NEW ORLEANS - Prime Minister Stephen Harper praised outgoing U.S. President George W. Bush for never promising anything he could not deliver as the two began a 48-hour North American leaders' summit.

But it was unclear Monday whether anything will be promised, much less delivered, during the fourth annual Security and Prosperity Partnership meeting among Harper, Bush and Mexican President Felipe Calderon.

With Bush in the final months of his presidency and the U.S. political stage dominated by the bitter Democratic party primaries, this year's version of the "Three Amigos" summit looks like a curtain call.

"What I appreciate most, what I've appreciated in our relationship over the past couple of years, is the fact that whether we agree or disagree, we're always able to talk very frankly, very upfront," Harper said at a photo opportunity Monday after an hour-long meeting with Bush.

"The president has never promised me anything he couldn't deliver and that's always appreciated."

Harper noted he and Bush will meet at least once more at a summit - this year's G8 in Japan.

For his part, Bush thanked Harper for his "strong and effective leadership" at a NATO summit earlier this month in Bucharest.

He also gave an endorsement of the North American Free Trade Agreement, which has come under fire from Democratic hopefuls Barack Obama and Hillary Clinton.

"I'm a strong advocate of free trade," said Bush. "And I believe it's in our nations' interests that we continue to have a free trade arrangement."

Bush said the summit "comes at an opportune time" to illustrate the benefits of NAFTA.

Yet despite its lofty name, the two-day meeting is more about technical co-operation and cutting red tape than dramatic dealmaking.

A widely diverse grab-bag of issues is up for discussion, ranging from carbon sequestration to border crossings and hemispheric politics.

Harper, who sat down with Calderon later Monday before the three leaders met for a working dinner, suggested he and Bush had discussed the Afghanistan mission during their talk.

The U.S. and Mexican presidents, meanwhile, reopened the Mexican consulate and heralded it as a sign of close ties between the neighbouring countries and a reason to celebrate the rebirth of New Orleans following hurricane Katrina.

"I chose New Orleans for our meetings with Mexico and Canada because I wanted to send a clear signal to the people of my country that New Orleans is open for business," Bush said. "It's a good place to visit and the after the devastation of Katrina, it's become a hopeful city."

If there's a theme to this year's Security and Prosperity Partnership meeting, it appears to be about promoting the venue and not the partnership itself.

But not everyone was happy that the leaders were sticking to the historic city's stately high ground and foregoing a tour of the still-ravaged poor neighbourhoods in the Lower Ninth Ward.

"There's a lot of frustration there two and half years later," New Democrat MP Peter Julian said after speaking with community activists and surveying the pile of rubbish still left in empty neighbourhoods.

While the leaders were eating at a five-star restaurant in the Garden District among old plantation homes that have never seen hurricane flooding in 200 years, lower in the city people are still digging out.

"It's a bizarre juxtaposition," said Julian, "just like the SPP itself."

As is usual at such gatherings, security was heavy - although no protesters were evident in the sultry bayou heat.

Sand-coloured military vehicles lined the street outside the hotel where the leaders convened, and the media path to the Bush-Harper photo-op was a steeplechase of sniffer dogs, metal detectors, holding rooms, a single secure elevator and two flights of back stairs.

If a prevailing issue is on the agenda, it is trade.

The three countries already share the largest trading partnership in the world, totalling nearly US$1 trillion a year.
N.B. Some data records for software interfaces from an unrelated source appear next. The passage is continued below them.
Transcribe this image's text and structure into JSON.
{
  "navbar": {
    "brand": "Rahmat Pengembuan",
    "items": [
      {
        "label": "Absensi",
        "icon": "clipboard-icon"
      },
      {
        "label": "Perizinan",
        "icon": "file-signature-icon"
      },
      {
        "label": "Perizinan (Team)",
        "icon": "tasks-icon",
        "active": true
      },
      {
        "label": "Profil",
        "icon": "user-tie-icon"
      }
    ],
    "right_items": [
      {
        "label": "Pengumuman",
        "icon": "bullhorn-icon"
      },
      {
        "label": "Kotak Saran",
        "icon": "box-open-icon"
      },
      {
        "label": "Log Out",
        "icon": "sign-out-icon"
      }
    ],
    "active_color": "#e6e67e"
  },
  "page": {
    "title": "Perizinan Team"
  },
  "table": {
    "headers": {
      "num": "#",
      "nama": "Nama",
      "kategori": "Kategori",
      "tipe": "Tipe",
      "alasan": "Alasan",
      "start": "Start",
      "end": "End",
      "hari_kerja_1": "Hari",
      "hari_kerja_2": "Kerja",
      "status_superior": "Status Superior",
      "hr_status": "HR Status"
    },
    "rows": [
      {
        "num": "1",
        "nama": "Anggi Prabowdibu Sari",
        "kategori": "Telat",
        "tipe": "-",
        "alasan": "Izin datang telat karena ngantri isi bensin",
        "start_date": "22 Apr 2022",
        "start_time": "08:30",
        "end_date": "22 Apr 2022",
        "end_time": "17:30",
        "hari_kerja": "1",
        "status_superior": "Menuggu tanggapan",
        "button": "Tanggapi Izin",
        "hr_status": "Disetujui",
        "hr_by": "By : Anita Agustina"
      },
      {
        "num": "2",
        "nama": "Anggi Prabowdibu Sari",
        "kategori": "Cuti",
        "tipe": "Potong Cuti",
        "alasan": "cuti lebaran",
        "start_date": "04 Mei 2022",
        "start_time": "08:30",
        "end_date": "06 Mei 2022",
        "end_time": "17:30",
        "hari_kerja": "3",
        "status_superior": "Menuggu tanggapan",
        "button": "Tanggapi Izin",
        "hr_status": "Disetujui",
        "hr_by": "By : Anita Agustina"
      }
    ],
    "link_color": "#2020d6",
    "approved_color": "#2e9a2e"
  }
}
Heading into the meeting, Bush said he plans to talk to Harper and Calderon about expanding trade in the Western Hemisphere.

The timing comes as the United States is mired in an economic slide, and many displaced workers and labour leaders blame trade for shipping jobs overseas. The 14-year-old NAFTA has become a lightning rod.

Clinton and Obama both have threatened to pull the U.S. out of NAFTA as a means to pressure Canada and Mexico to negotiate more protections for workers and the environment.

- With files from The Associated Press.